Rehabilitation programs within the criminal justice system are not only beneficial for the individuals involved but also for society as a whole. They have been shown to be more cost-effective than incarceration, allowing governments to allocate limited resources more efficiently. By focusing on rehabilitation, these programs contribute to the reduction of recidivism rates, ultimately creating safer communities.

In conclusion, rehabilitation programs within the criminal justice system play a crucial role in helping offenders reintegrate into society successfully. Through in-prison rehabilitation programs, parole and reintegration, and treatment for offenders, individuals are given the opportunity to address their challenges, develop essential skills, and become productive members of society. By prioritizing rehabilitation alongside punitive measures, the criminal justice system aims to reduce recidivism rates and promote long-term positive change.

Rehabilitation for Chronic Pain Management

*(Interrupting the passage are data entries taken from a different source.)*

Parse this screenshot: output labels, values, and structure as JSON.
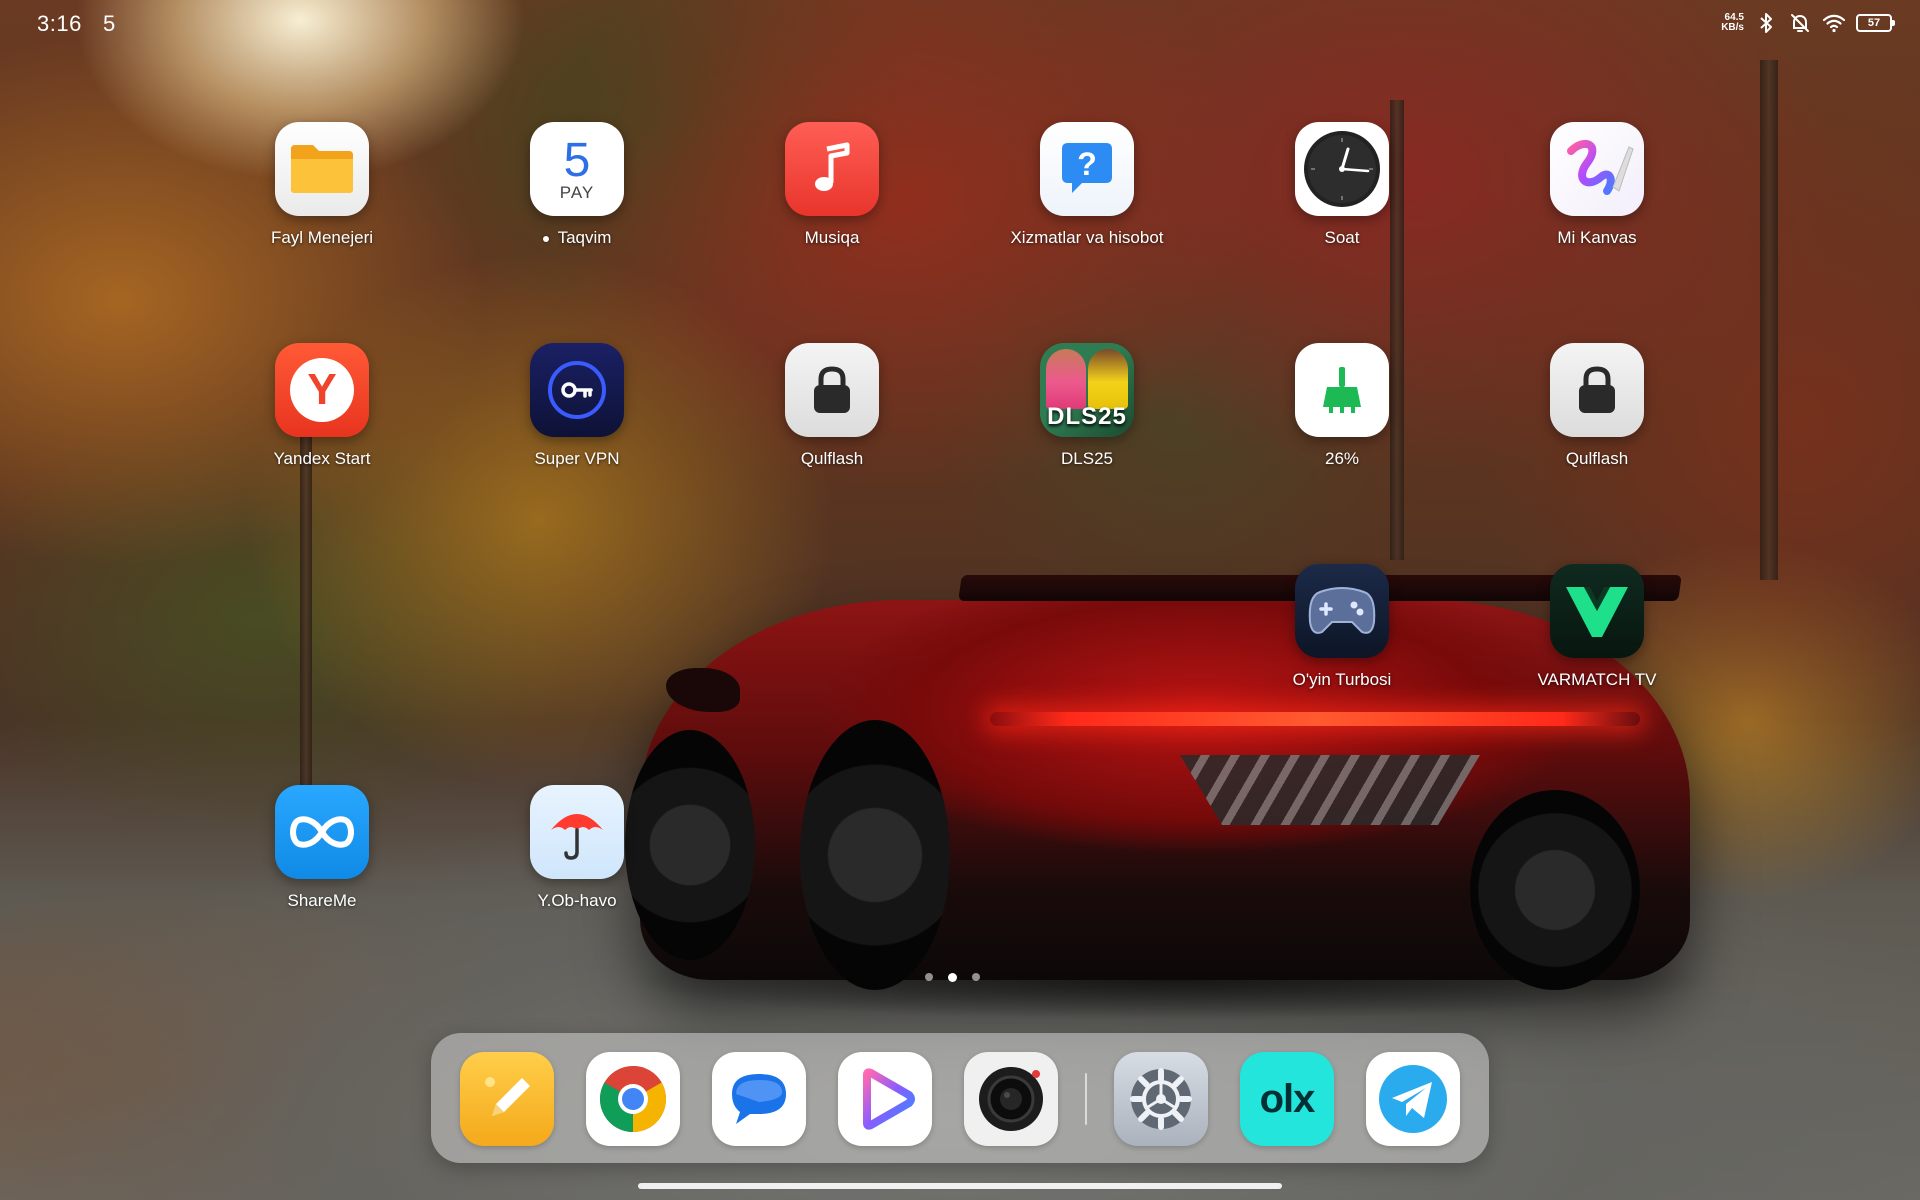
{
  "status_bar": {
    "time": "3:16",
    "date": "5",
    "net_speed_value": "64.5",
    "net_speed_unit": "KB/s",
    "battery": "57"
  },
  "apps": {
    "file_manager": {
      "label": "Fayl Menejeri",
      "icon": "folder-icon"
    },
    "calendar": {
      "label": "Taqvim",
      "day": "5",
      "weekday": "PAY",
      "icon": "calendar-icon"
    },
    "music": {
      "label": "Musiqa",
      "icon": "music-note-icon"
    },
    "services": {
      "label": "Xizmatlar va hisobot",
      "icon": "question-bubble-icon"
    },
    "clock": {
      "label": "Soat",
      "icon": "clock-icon"
    },
    "mi_canvas": {
      "label": "Mi Kanvas",
      "icon": "brush-stroke-icon"
    },
    "yandex_start": {
      "label": "Yandex Start",
      "glyph": "Y",
      "icon": "yandex-icon"
    },
    "super_vpn": {
      "label": "Super VPN",
      "icon": "key-icon"
    },
    "lock_1": {
      "label": "Qulflash",
      "icon": "padlock-icon"
    },
    "dls25": {
      "label": "DLS25",
      "icon_text": "DLS25",
      "icon": "dls25-icon"
    },
    "cleaner": {
      "label": "26%",
      "icon": "broom-icon"
    },
    "lock_2": {
      "label": "Qulflash",
      "icon": "padlock-icon"
    },
    "game_turbo": {
      "label": "O'yin Turbosi",
      "icon": "gamepad-icon"
    },
    "varmatch_tv": {
      "label": "VARMATCH TV",
      "icon": "varmatch-logo-icon"
    },
    "shareme": {
      "label": "ShareMe",
      "icon": "infinity-icon"
    },
    "weather": {
      "label": "Y.Ob-havo",
      "icon": "umbrella-icon"
    }
  },
  "page_indicator": {
    "total": 3,
    "active": 2
  },
  "dock": {
    "items": [
      {
        "name": "notes",
        "icon": "notes-pencil-icon"
      },
      {
        "name": "chrome",
        "icon": "chrome-icon"
      },
      {
        "name": "messages",
        "icon": "chat-bubble-icon"
      },
      {
        "name": "video-player",
        "icon": "play-icon"
      },
      {
        "name": "camera",
        "icon": "camera-lens-icon"
      },
      {
        "name": "settings",
        "icon": "gear-icon"
      },
      {
        "name": "olx",
        "icon_text": "olx",
        "icon": "olx-icon"
      },
      {
        "name": "telegram",
        "icon": "paper-plane-icon"
      }
    ]
  },
  "colors": {
    "folder_yellow": "#F5A623",
    "music_red": "#F2453D",
    "services_blue": "#2C8CF4",
    "yandex_red": "#F0432C",
    "vpn_navy": "#141A4A",
    "cleaner_green": "#1DB954",
    "shareme_blue": "#1E9BF0",
    "olx_teal": "#23E5DB",
    "telegram_blue": "#2AABEE"
  }
}
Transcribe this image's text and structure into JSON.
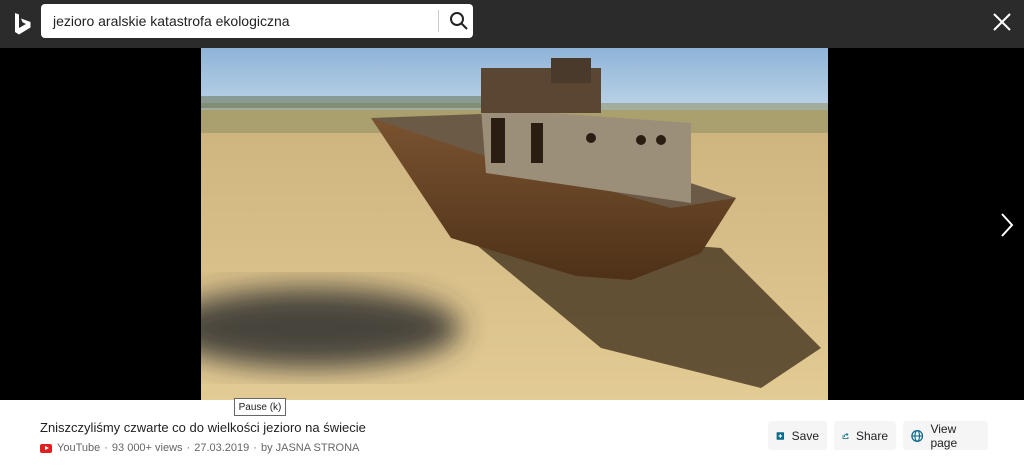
{
  "search": {
    "query": "jezioro aralskie katastrofa ekologiczna"
  },
  "icons": {
    "logo": "bing-logo-icon",
    "search": "search-icon",
    "close": "close-icon",
    "next": "chevron-right-icon",
    "youtube": "youtube-icon",
    "save": "save-icon",
    "share": "share-icon",
    "view_page": "globe-icon"
  },
  "tooltip": {
    "text": "Pause (k)"
  },
  "info": {
    "title": "Zniszczyliśmy czwarte co do wielkości jezioro na świecie",
    "source": "YouTube",
    "views": "93 000+ views",
    "date": "27.03.2019",
    "author": "by JASNA STRONA",
    "sep": "·"
  },
  "actions": {
    "save": "Save",
    "share": "Share",
    "view_page": "View page"
  },
  "colors": {
    "accent": "#0a6a8a",
    "topbar": "#2b2b2b",
    "youtube": "#e02020"
  }
}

Chronic pain can significantly impact a person's quality of life, making it essential to explore rehabilitation options for effective pain management. Rehabilitation medicine, specialized pain management programs, and behavioral modification techniques play key roles in addressing chronic pain and improving overall well-being.

Rehabilitation Medicine Focus

Rehabilitation medicine, also known as physical medicine and rehabilitation, focuses on preserving residual function, preventing secondary complications, and optimizing performance in daily living activities for chronic pain patients. This field takes a multidisciplinary approach, addressing both physical and psychological aspects of pain.

Pain Management Programs

Specialized pain management programs, often referred to as pain clinics, have emerged as a vital component of chronic pain rehabilitation. These programs vary in staffing, treatment orientation, and patient acceptance criteria. The primary goal is to alleviate pain and improve physical functioning through a comprehensive and individualized approach.

These programs often incorporate various physical modalities to address chronic pain. Physical therapists utilize techniques such as exercise, stretching, conditioning, relaxation training, transcutaneous electrical stimulation, joint mobilization, hot and cold packs, massage, and hydrotherapy. These interventions aim to alleviate pain, increase physical functioning, and improve overall well-being [4].

Behavioral Modification

Behavioral modification is a common component of chronic pain rehabilitation programs. It involves helping patients rework and unlearn pain behaviors, as well as teaching family members to modify their responses to encourage better functioning. This approach focuses on increasing activity levels and refocusing attention away from pain. By addressing the psychological aspects of chronic pain, behavioral modification can contribute to improved pain management and overall quality of life.

Patient education is also an integral part of chronic pain rehabilitation programs. Through audiovisual presentations, literature, and discussions, patients gain a deeper understanding of the neurophysiology and anatomy of pain, pain medication use, energy conservation, body mechanics, and other relevant topics. This education empowers patients to actively participate in their pain management and make informed decisions about their treatment.

By utilizing a multidisciplinary approach encompassing rehabilitation medicine, pain management programs, and behavioral modification techniques, individuals with chronic pain can find relief and improve their overall functioning. It is important to consult with healthcare professionals to determine the most appropriate rehabilitation strategies for individual needs.


[1]: https://www.merriam-webster.com/dictionary/rehab
[2]: https://unitedrecoveryproject.com/rehab-blog/what-is-the-success-rate-of-drug-and-alcohol-rehabs/
[3]: https://americanaddictioncenters.org/rehab-guide/success-rates-and-statistics
[4]: https://www.ncbi.nlm.nih.gov/books/NBK219257/